What you should do >> Produce a word-for-word copy of the data that follows, excluding images.

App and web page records
=== Begin Enclosure ===

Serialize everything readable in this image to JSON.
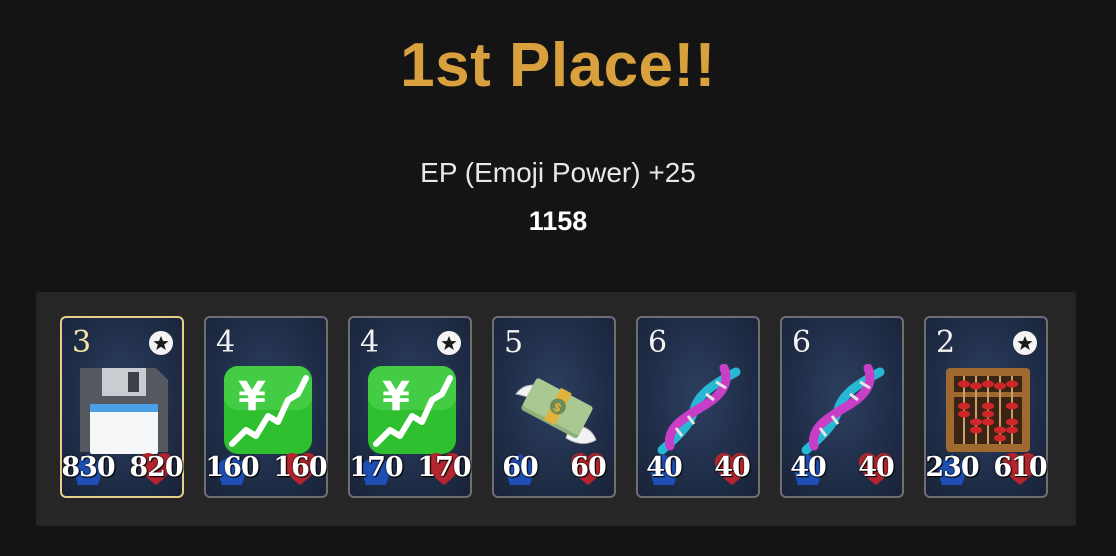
{
  "result": {
    "title": "1st Place!!",
    "ep_label": "EP (Emoji Power) +25",
    "ep_total": "1158"
  },
  "cards": [
    {
      "cost": "3",
      "starred": true,
      "selected": true,
      "emoji": "floppy-disk",
      "attack": "830",
      "health": "820"
    },
    {
      "cost": "4",
      "starred": false,
      "selected": false,
      "emoji": "chart-yen",
      "attack": "160",
      "health": "160"
    },
    {
      "cost": "4",
      "starred": true,
      "selected": false,
      "emoji": "chart-yen",
      "attack": "170",
      "health": "170"
    },
    {
      "cost": "5",
      "starred": false,
      "selected": false,
      "emoji": "money-with-wings",
      "attack": "60",
      "health": "60"
    },
    {
      "cost": "6",
      "starred": false,
      "selected": false,
      "emoji": "dna",
      "attack": "40",
      "health": "40"
    },
    {
      "cost": "6",
      "starred": false,
      "selected": false,
      "emoji": "dna",
      "attack": "40",
      "health": "40"
    },
    {
      "cost": "2",
      "starred": true,
      "selected": false,
      "emoji": "abacus",
      "attack": "230",
      "health": "610"
    }
  ],
  "colors": {
    "title": "#d9a13d",
    "attack_badge": "#1f4fb3",
    "health_badge": "#b3262e",
    "selected_border": "#e7cf8a"
  }
}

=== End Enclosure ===

Response below >>
Serialize everything readable in this image to JSON.
{
  "result": {
    "title": "1st Place!!",
    "ep_label": "EP (Emoji Power) +25",
    "ep_total": "1158"
  },
  "cards": [
    {
      "cost": "3",
      "starred": true,
      "selected": true,
      "emoji": "floppy-disk",
      "attack": "830",
      "health": "820"
    },
    {
      "cost": "4",
      "starred": false,
      "selected": false,
      "emoji": "chart-yen",
      "attack": "160",
      "health": "160"
    },
    {
      "cost": "4",
      "starred": true,
      "selected": false,
      "emoji": "chart-yen",
      "attack": "170",
      "health": "170"
    },
    {
      "cost": "5",
      "starred": false,
      "selected": false,
      "emoji": "money-with-wings",
      "attack": "60",
      "health": "60"
    },
    {
      "cost": "6",
      "starred": false,
      "selected": false,
      "emoji": "dna",
      "attack": "40",
      "health": "40"
    },
    {
      "cost": "6",
      "starred": false,
      "selected": false,
      "emoji": "dna",
      "attack": "40",
      "health": "40"
    },
    {
      "cost": "2",
      "starred": true,
      "selected": false,
      "emoji": "abacus",
      "attack": "230",
      "health": "610"
    }
  ],
  "colors": {
    "title": "#d9a13d",
    "attack_badge": "#1f4fb3",
    "health_badge": "#b3262e",
    "selected_border": "#e7cf8a"
  }
}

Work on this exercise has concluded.